When we talk about cities, most of the things which come in our minds are negative. Things like pollution, traffic, unhealthy lifestyle and street riots contributes more towards our negative mindset. The WRI Ross Center for Sustainable Cities, a Washington, D.C. based nonprofit organization that encourages solutions to generate more prosperous, livable cities, took the initiative to change that mindset.
In early 2018, the center launched a worldwide contest to acknowledge the city projects which was considered accurately transformative by their staff. The center announced a prize of $250,000 for the cities which will transform its lifestyle in a better way. In a statement made by Jessica Seddon, director of integrated urban strategy at the center, she said that "We wanted to make a bold statement to award people who had really stuck their neck out there”.
200 applications from 41 countries moved in. In April 2019, the center will announce the winners. On December 12, projects in these five cities were called off as finalists.
· Dar es Salaam, Tanzania
Reports from WRI Ross center for sustainable cities said that, a child in Sub-Saharan Africa is twice as likely to die in a road crash as a child in any other region of the world. With such a small amount of vehicle percentage i.e. 2%, the region accounts for an astounding 16 percent of the world’s total road deaths.
Amend, a nonprofit organization in Ghana, Tanzania and Mozambique, is functioning upon to deal with these problems. They have initiated School Area Road Safety Assessments and improvement programs, Or SARSAI, where they united with local administration to advance the existing roadside infrastructure and student behavior. Amend’s outcomes are most visible in Dar es Salaam, where it has worked in 30 high-risk school areas to diminish rates of road deaths and injuries.

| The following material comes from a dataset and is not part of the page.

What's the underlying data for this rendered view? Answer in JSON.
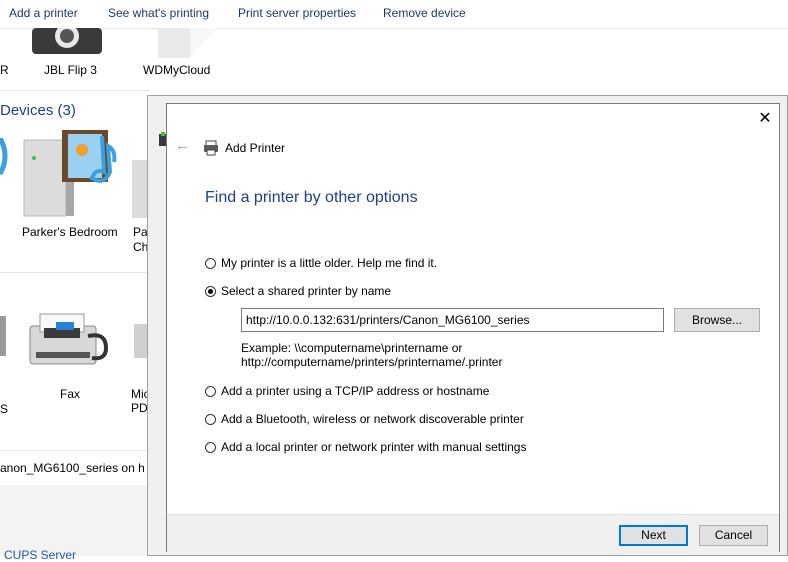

· Durban, South Africa
With thousands of footfall on Durban’s Warwick Junction. Many of the area’s vendors and informal workers are often excluded from the public space and public policies.
To privatize the area, a non-profit organization named Asiye eTafuleni, helped the informal vendors to become more involved in the municipal decision-making process, so that they would get benefit from the development of Warwick Junction. “It illustrated a way in which the market core of cities could remain open to smaller vendors and smaller traders even as the rest of the city increases its connectivity to the world and ‘modernizes,’” Seddon said.
· Eskisehir, Turkey
Eskisehir is a city which is located in the hills south of Istanbul, which has struggled in the past with blockage and a contaminated river known as Porsuk. The Eskisehir Metropolitan Municipality, which shaped the Eskisehir Urban Development Project to refurbish the river, created a series of parks alongside the river banks and incorporated the changes with a whole new electric tram network.
“The river went from being one of the most contaminated rivers in Europe to something that has been used for leisure and has green spaces down the edge of it,” Seddon said.
· Medellin, Colombia
Medellin is a city, which has expanded along the sides of the Aburra valley, the poor hillside neighborhoods has enabled them to be geographically, socially and economically isolated from the city center. Many residents had difficulties in commuting into the cities as well.
To bridge these openings, Medellin in 2004, formed the world’s first aerial cable car lines synchronizing directly with the public transport system. By linking the cable cars to subway, bus and bike stations, the city facilitated its residents to travel above congested and dangerous streets, instantaneously cutting commute times.
· Pune, India
A city situated in the western part of India, where the waste pickers were often considered as one of the most marginalized residents, who operated under a very informal status and struggled to make a livelihood. But, a group of 3000 waste pickers in the city has worked to give these people, a sense of stability.
SWaCH Pune Seva Sahakari Sanstha – India's first worker-owned waste-pickers cooperative – has recognized a formal contract with the city that allows it to provide waste collection services while providing secure paychecks to its members. “It gave people jobs they could depend on, extended health care coverage, and took the arrangement that had been efficient but hard for those doing the work and made it into a more ordered, standard source of employment,” Seddon said.